Dataset rows for apps and sites:
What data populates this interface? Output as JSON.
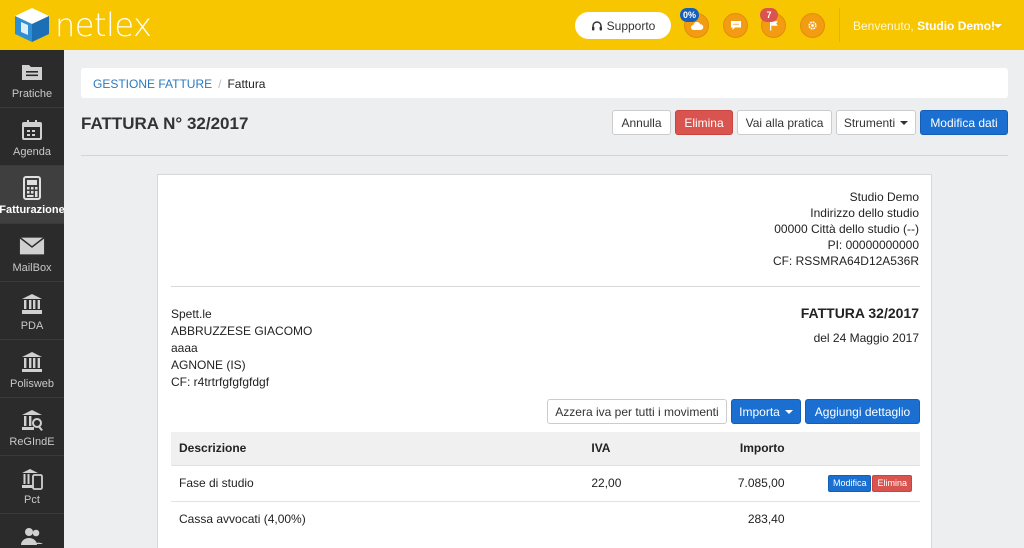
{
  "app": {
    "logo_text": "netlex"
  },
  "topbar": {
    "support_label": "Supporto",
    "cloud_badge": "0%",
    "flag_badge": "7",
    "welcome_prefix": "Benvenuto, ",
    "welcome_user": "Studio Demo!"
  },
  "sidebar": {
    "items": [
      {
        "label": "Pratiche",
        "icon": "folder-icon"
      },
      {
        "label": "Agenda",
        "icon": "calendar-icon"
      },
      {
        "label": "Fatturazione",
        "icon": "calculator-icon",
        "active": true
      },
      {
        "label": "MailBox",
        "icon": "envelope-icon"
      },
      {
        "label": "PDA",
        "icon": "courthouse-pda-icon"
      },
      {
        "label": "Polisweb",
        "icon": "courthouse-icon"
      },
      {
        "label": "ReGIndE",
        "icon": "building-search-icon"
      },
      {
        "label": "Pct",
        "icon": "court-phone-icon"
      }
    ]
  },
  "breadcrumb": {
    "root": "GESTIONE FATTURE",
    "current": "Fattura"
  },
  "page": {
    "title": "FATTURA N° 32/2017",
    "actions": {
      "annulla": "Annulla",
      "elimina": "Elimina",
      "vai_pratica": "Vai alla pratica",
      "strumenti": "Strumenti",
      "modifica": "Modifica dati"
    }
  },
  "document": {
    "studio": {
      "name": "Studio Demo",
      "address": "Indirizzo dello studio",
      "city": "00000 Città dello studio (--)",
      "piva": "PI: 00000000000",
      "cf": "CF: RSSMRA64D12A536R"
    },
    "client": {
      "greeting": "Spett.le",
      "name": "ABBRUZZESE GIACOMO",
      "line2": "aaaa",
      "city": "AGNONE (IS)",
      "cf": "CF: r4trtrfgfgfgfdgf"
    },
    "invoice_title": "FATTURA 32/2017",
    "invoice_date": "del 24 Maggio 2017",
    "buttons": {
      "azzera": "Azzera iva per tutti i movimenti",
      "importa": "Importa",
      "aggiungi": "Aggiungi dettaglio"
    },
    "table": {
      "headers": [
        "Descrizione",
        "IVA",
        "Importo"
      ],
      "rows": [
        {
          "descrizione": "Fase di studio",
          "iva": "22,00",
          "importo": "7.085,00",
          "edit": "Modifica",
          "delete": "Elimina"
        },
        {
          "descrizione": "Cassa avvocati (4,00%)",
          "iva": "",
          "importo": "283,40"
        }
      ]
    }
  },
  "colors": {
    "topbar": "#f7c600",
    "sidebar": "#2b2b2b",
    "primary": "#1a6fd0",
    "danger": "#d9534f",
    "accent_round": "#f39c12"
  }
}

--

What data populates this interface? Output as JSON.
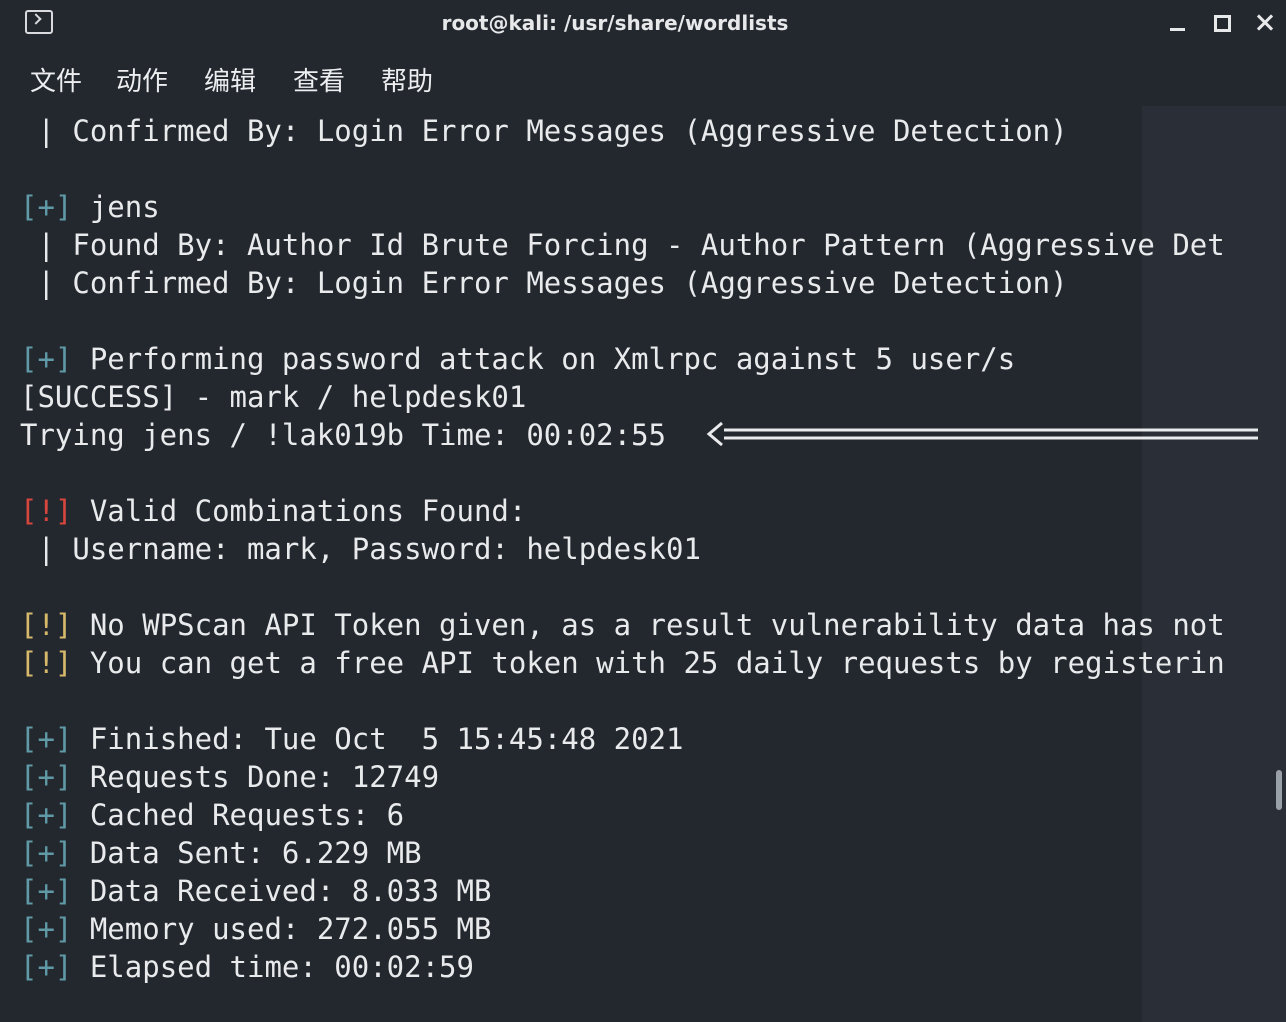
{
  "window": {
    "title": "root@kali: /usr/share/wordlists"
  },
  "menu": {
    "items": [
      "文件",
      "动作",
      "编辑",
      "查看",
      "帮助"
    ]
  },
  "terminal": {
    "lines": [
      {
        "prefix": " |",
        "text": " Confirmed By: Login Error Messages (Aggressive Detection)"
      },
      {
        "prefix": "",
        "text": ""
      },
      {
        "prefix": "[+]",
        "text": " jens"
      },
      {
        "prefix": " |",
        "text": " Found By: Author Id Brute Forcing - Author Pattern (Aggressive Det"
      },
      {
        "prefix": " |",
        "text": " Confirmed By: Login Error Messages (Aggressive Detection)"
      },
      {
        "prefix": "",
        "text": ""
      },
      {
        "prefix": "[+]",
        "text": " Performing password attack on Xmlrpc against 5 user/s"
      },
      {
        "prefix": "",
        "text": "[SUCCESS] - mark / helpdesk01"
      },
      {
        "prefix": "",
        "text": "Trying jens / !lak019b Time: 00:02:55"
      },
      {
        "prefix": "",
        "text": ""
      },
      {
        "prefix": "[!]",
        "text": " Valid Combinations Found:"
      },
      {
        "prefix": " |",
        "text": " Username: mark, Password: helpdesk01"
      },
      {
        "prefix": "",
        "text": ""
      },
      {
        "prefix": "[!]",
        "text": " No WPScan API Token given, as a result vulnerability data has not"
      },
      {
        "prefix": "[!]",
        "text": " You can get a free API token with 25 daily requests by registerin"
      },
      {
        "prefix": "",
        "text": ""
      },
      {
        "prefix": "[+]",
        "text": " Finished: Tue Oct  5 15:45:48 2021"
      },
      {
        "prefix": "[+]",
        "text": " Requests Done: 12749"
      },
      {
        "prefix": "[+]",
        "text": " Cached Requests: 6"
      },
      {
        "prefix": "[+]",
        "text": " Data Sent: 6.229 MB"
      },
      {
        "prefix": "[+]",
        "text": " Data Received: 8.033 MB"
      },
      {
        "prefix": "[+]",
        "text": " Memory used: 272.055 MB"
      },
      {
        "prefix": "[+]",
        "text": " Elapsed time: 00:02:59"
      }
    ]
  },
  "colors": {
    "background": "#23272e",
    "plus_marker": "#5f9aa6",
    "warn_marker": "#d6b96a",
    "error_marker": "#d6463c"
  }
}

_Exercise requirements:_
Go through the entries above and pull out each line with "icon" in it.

_Completed exercise:_
        "icon": "folder-icon"
        "icon": "calendar-icon"
        "icon": "calculator-icon",
        "icon": "envelope-icon"
        "icon": "courthouse-pda-icon"
        "icon": "courthouse-icon"
        "icon": "building-search-icon"
        "icon": "court-phone-icon"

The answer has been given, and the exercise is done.